* What is expected
Exactly as written, return every line of the data below apart from the pictures.

* Dataset
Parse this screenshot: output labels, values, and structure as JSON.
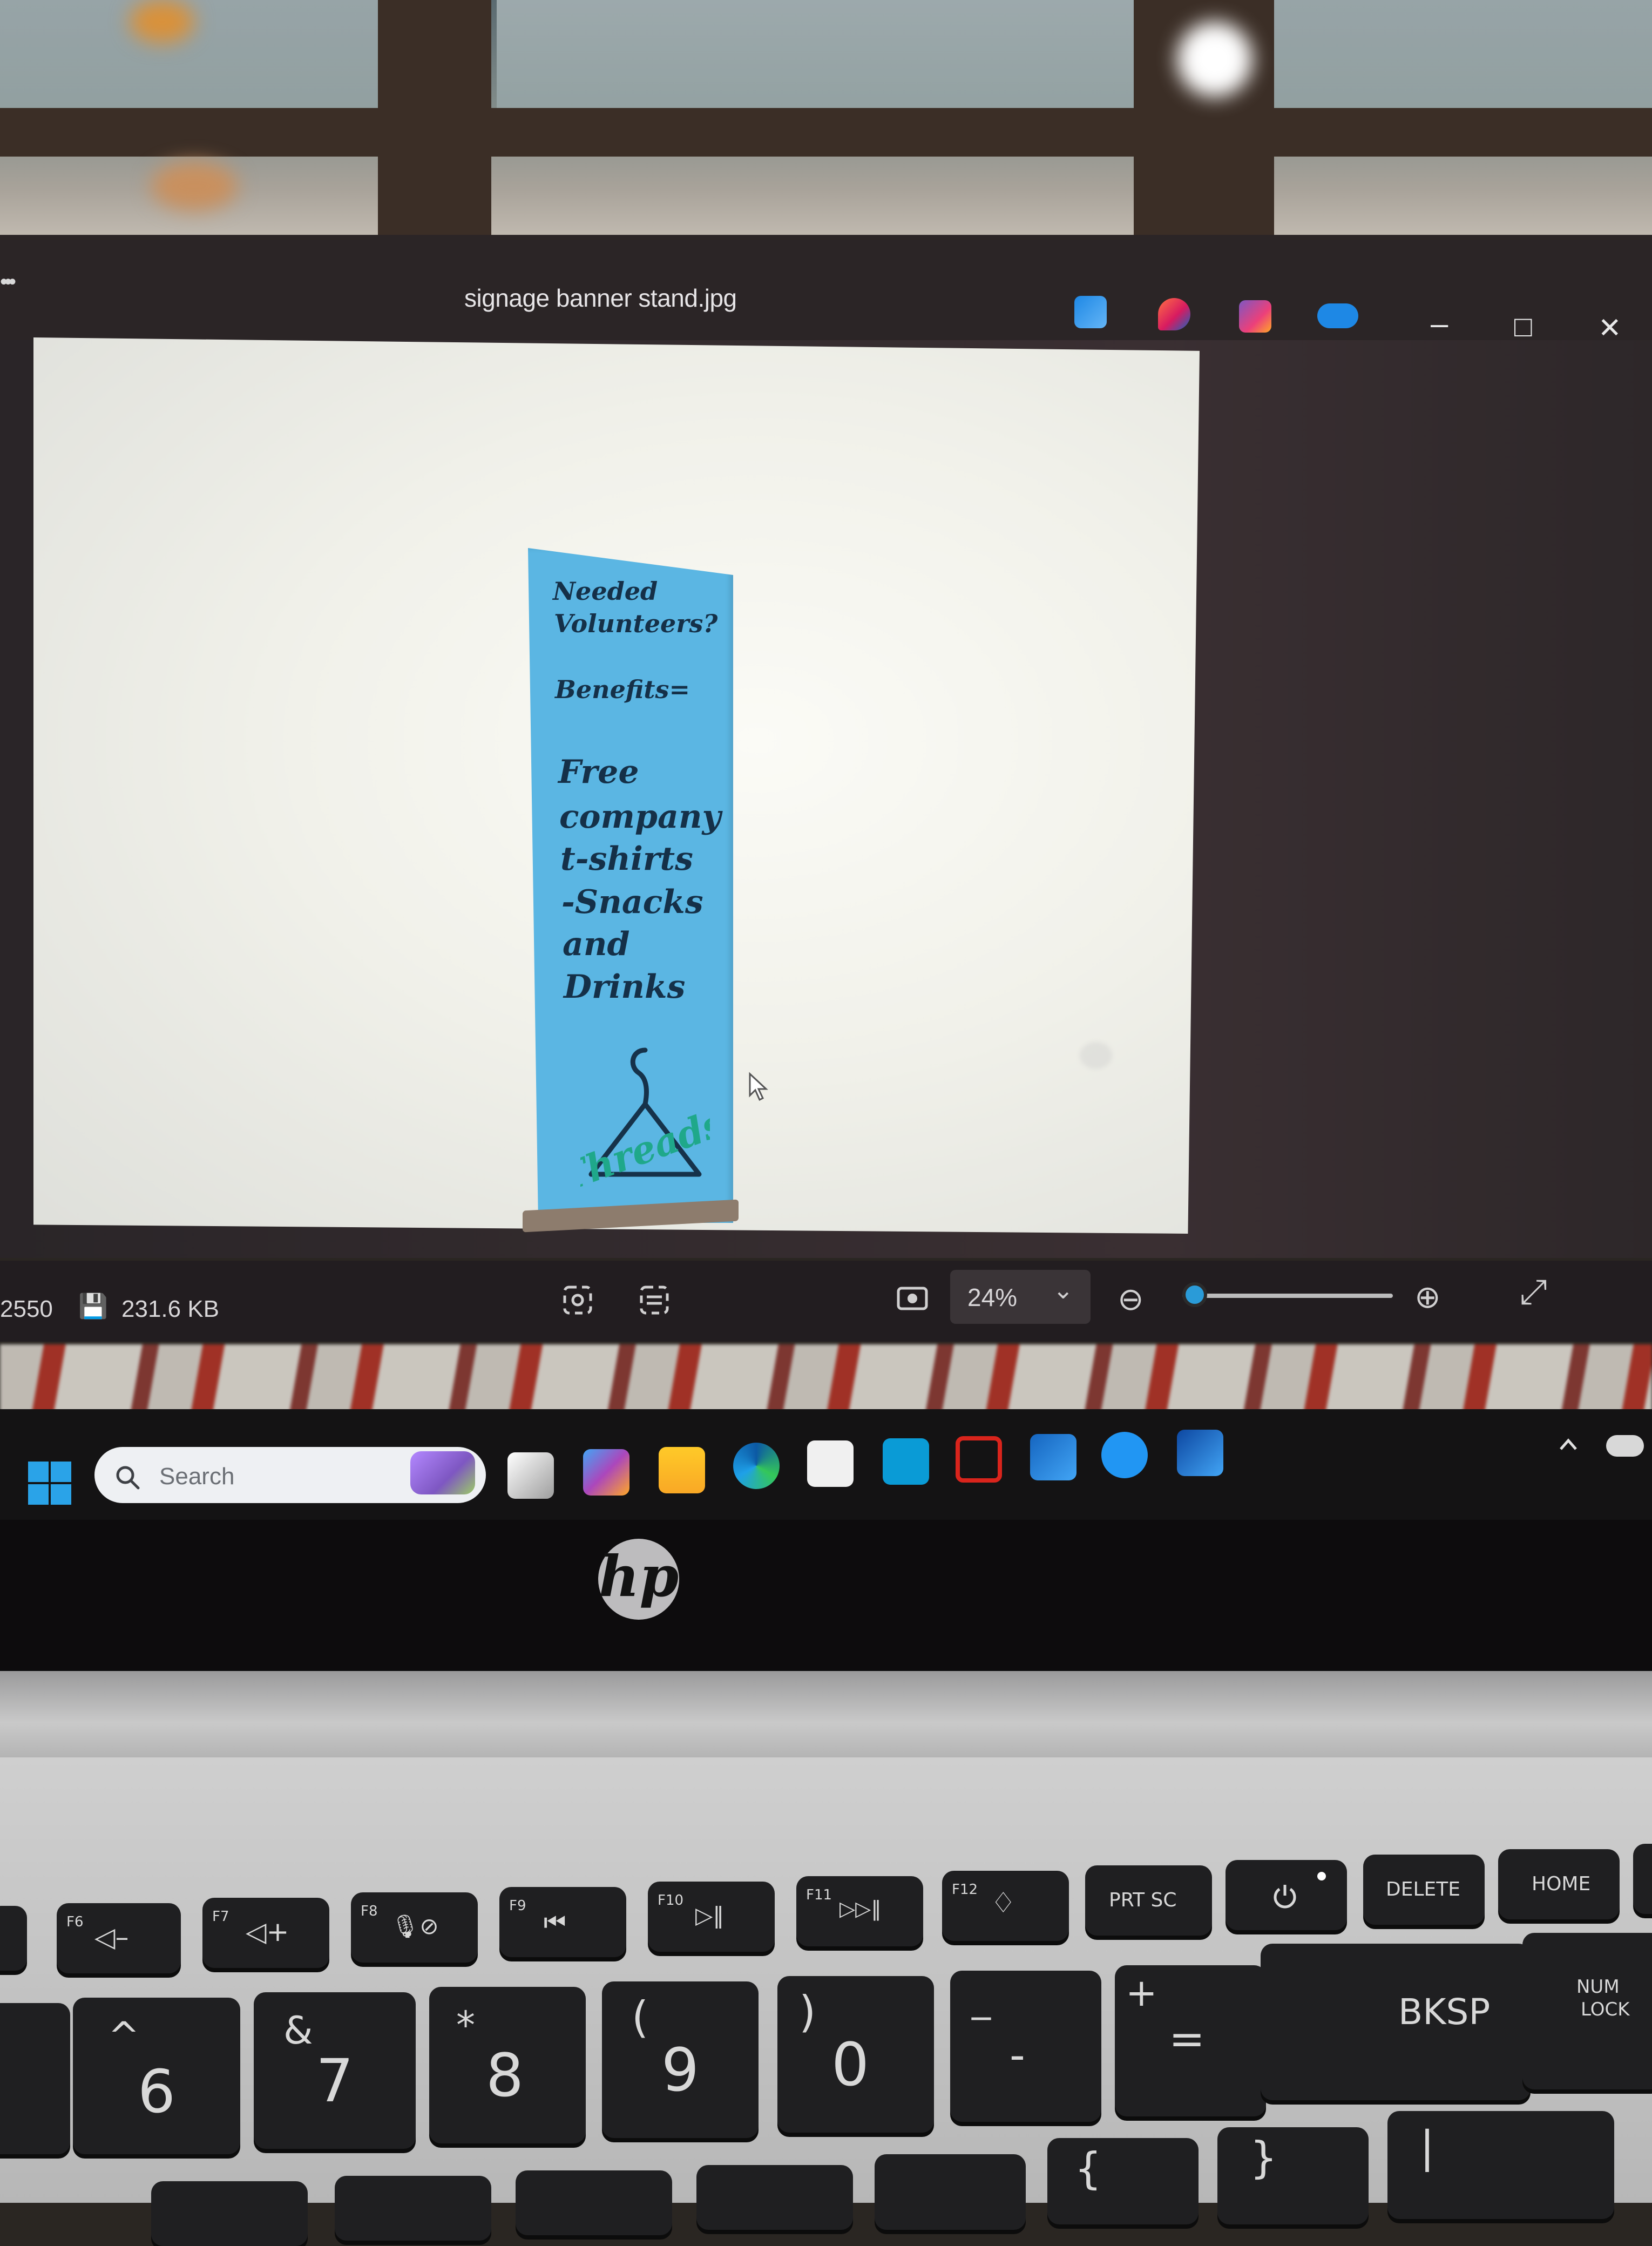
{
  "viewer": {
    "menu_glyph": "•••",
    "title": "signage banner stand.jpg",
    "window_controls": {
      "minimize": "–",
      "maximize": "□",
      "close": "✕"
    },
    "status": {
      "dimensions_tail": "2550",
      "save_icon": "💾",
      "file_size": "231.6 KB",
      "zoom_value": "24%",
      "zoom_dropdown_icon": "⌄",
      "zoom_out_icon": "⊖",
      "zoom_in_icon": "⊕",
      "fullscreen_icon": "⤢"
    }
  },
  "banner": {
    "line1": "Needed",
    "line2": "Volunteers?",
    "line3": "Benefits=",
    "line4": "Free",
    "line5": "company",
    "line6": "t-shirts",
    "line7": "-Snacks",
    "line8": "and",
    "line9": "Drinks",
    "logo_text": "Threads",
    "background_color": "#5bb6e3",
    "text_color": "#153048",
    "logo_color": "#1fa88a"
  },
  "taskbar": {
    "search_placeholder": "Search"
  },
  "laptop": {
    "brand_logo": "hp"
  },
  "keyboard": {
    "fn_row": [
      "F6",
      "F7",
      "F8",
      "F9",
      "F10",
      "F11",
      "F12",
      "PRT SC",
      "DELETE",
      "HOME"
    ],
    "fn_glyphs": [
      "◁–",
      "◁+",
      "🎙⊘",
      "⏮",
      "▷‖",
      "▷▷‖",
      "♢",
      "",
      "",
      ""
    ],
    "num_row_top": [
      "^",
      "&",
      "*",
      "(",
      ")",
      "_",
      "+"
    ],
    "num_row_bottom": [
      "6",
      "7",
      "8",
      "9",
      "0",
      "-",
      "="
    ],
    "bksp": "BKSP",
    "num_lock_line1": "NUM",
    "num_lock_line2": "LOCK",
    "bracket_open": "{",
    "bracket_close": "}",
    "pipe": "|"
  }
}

* Problem solution
Parse this screenshot: output labels, values, and structure as JSON.
{
  "viewer": {
    "menu_glyph": "•••",
    "title": "signage banner stand.jpg",
    "window_controls": {
      "minimize": "–",
      "maximize": "□",
      "close": "✕"
    },
    "status": {
      "dimensions_tail": "2550",
      "save_icon": "💾",
      "file_size": "231.6 KB",
      "zoom_value": "24%",
      "zoom_dropdown_icon": "⌄",
      "zoom_out_icon": "⊖",
      "zoom_in_icon": "⊕",
      "fullscreen_icon": "⤢"
    }
  },
  "banner": {
    "line1": "Needed",
    "line2": "Volunteers?",
    "line3": "Benefits=",
    "line4": "Free",
    "line5": "company",
    "line6": "t-shirts",
    "line7": "-Snacks",
    "line8": "and",
    "line9": "Drinks",
    "logo_text": "Threads",
    "background_color": "#5bb6e3",
    "text_color": "#153048",
    "logo_color": "#1fa88a"
  },
  "taskbar": {
    "search_placeholder": "Search"
  },
  "laptop": {
    "brand_logo": "hp"
  },
  "keyboard": {
    "fn_row": [
      "F6",
      "F7",
      "F8",
      "F9",
      "F10",
      "F11",
      "F12",
      "PRT SC",
      "DELETE",
      "HOME"
    ],
    "fn_glyphs": [
      "◁–",
      "◁+",
      "🎙⊘",
      "⏮",
      "▷‖",
      "▷▷‖",
      "♢",
      "",
      "",
      ""
    ],
    "num_row_top": [
      "^",
      "&",
      "*",
      "(",
      ")",
      "_",
      "+"
    ],
    "num_row_bottom": [
      "6",
      "7",
      "8",
      "9",
      "0",
      "-",
      "="
    ],
    "bksp": "BKSP",
    "num_lock_line1": "NUM",
    "num_lock_line2": "LOCK",
    "bracket_open": "{",
    "bracket_close": "}",
    "pipe": "|"
  }
}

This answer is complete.